[Items from an interface collection]
..........
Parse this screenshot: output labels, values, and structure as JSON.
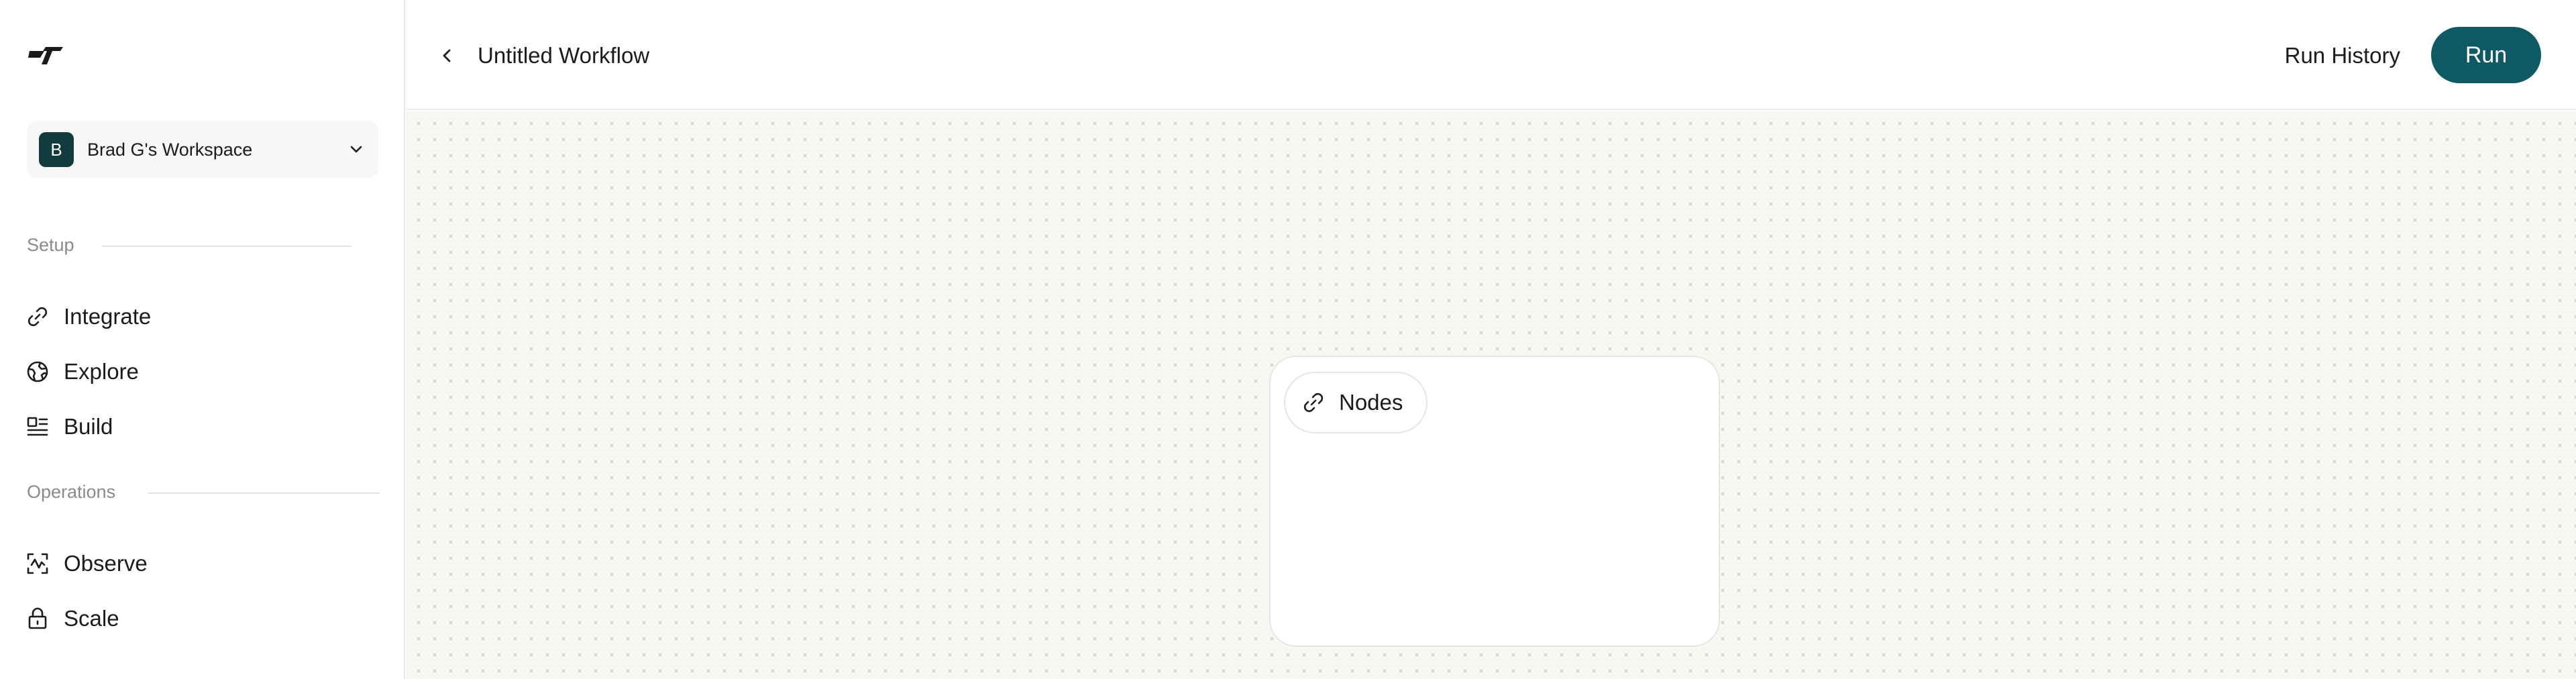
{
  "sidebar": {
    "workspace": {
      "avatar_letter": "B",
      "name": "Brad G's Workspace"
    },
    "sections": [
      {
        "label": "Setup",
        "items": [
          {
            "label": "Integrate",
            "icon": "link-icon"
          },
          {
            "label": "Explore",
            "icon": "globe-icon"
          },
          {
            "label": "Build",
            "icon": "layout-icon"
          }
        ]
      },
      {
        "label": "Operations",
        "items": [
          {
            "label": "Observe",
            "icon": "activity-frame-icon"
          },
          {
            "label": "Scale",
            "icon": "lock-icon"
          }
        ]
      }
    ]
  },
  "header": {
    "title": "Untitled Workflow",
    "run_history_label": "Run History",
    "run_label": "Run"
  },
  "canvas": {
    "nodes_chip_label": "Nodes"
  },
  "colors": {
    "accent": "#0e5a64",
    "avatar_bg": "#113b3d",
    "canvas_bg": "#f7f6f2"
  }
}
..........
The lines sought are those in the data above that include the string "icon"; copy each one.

TASK OUTPUT ->
            "icon": "link-icon"
            "icon": "globe-icon"
            "icon": "layout-icon"
            "icon": "activity-frame-icon"
            "icon": "lock-icon"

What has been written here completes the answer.